START Dataset extract

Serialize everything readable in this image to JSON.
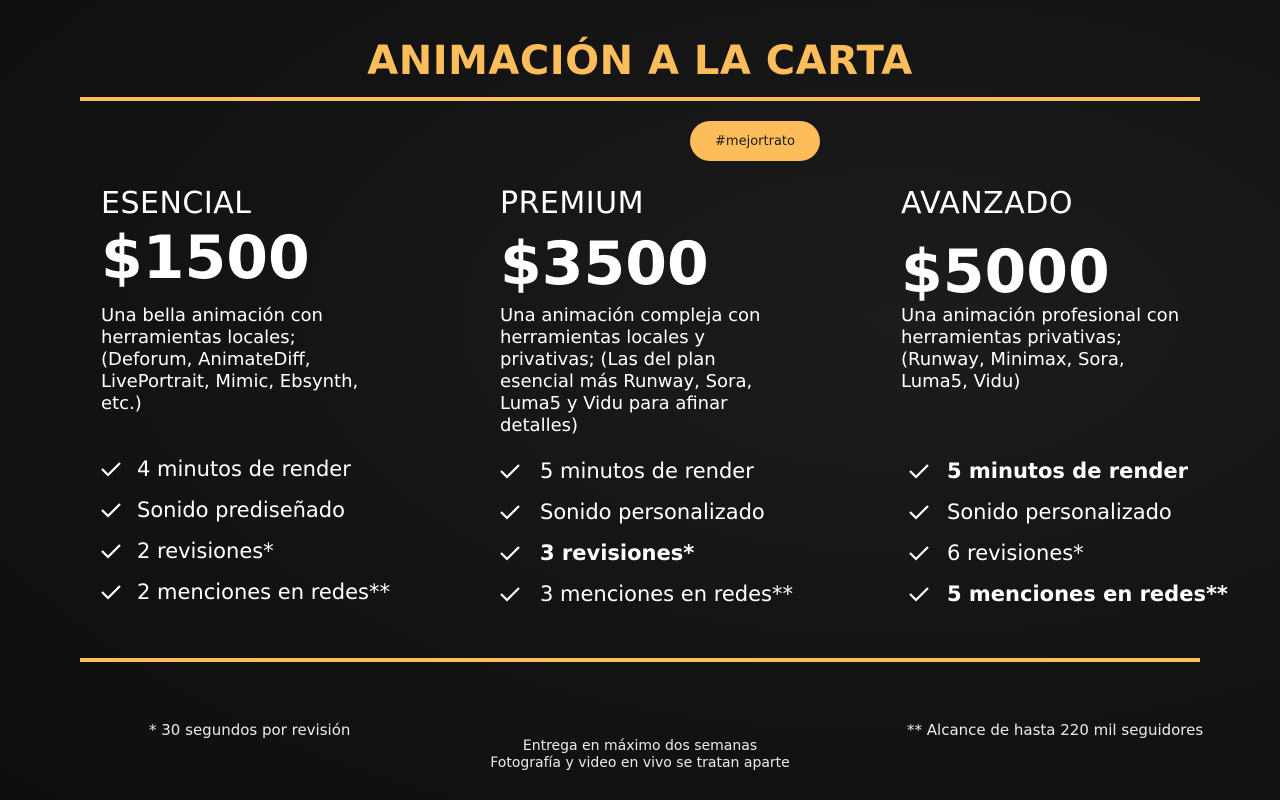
{
  "title": "ANIMACIÓN A LA CARTA",
  "badge": "#mejortrato",
  "plans": [
    {
      "name": "ESENCIAL",
      "price": "$1500",
      "description": "Una bella animación con herramientas locales; (Deforum, AnimateDiff, LivePortrait, Mimic, Ebsynth, etc.)",
      "features": [
        "4 minutos de render",
        "Sonido prediseñado",
        "2 revisiones*",
        "2 menciones en redes**"
      ]
    },
    {
      "name": "PREMIUM",
      "price": "$3500",
      "description": "Una animación compleja con herramientas locales y privativas; (Las del plan esencial más Runway, Sora, Luma5 y Vidu para afinar detalles)",
      "features": [
        "5 minutos de render",
        "Sonido personalizado",
        "3 revisiones*",
        "3 menciones en redes**"
      ]
    },
    {
      "name": "AVANZADO",
      "price": "$5000",
      "description": "Una animación profesional con herramientas privativas; (Runway, Minimax, Sora, Luma5, Vidu)",
      "features": [
        "5 minutos de render",
        "Sonido personalizado",
        "6 revisiones*",
        "5 menciones en redes**"
      ]
    }
  ],
  "footnotes": {
    "left": "* 30 segundos por revisión",
    "right": "** Alcance de hasta 220 mil seguidores",
    "center_line1": "Entrega en máximo dos semanas",
    "center_line2": "Fotografía y video en vivo se tratan aparte"
  },
  "colors": {
    "accent": "#fdbd5b",
    "background": "#141314",
    "text": "#ffffff"
  },
  "icons": {
    "feature_bullet": "check-icon"
  }
}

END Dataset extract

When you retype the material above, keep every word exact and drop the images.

**Result below**:
Serialize everything readable in this image to JSON.
{
  "title": "ANIMACIÓN A LA CARTA",
  "badge": "#mejortrato",
  "plans": [
    {
      "name": "ESENCIAL",
      "price": "$1500",
      "description": "Una bella animación con herramientas locales; (Deforum, AnimateDiff, LivePortrait, Mimic, Ebsynth, etc.)",
      "features": [
        "4 minutos de render",
        "Sonido prediseñado",
        "2 revisiones*",
        "2 menciones en redes**"
      ]
    },
    {
      "name": "PREMIUM",
      "price": "$3500",
      "description": "Una animación compleja con herramientas locales y privativas; (Las del plan esencial más Runway, Sora, Luma5 y Vidu para afinar detalles)",
      "features": [
        "5 minutos de render",
        "Sonido personalizado",
        "3 revisiones*",
        "3 menciones en redes**"
      ]
    },
    {
      "name": "AVANZADO",
      "price": "$5000",
      "description": "Una animación profesional con herramientas privativas; (Runway, Minimax, Sora, Luma5, Vidu)",
      "features": [
        "5 minutos de render",
        "Sonido personalizado",
        "6 revisiones*",
        "5 menciones en redes**"
      ]
    }
  ],
  "footnotes": {
    "left": "* 30 segundos por revisión",
    "right": "** Alcance de hasta 220 mil seguidores",
    "center_line1": "Entrega en máximo dos semanas",
    "center_line2": "Fotografía y video en vivo se tratan aparte"
  },
  "colors": {
    "accent": "#fdbd5b",
    "background": "#141314",
    "text": "#ffffff"
  },
  "icons": {
    "feature_bullet": "check-icon"
  }
}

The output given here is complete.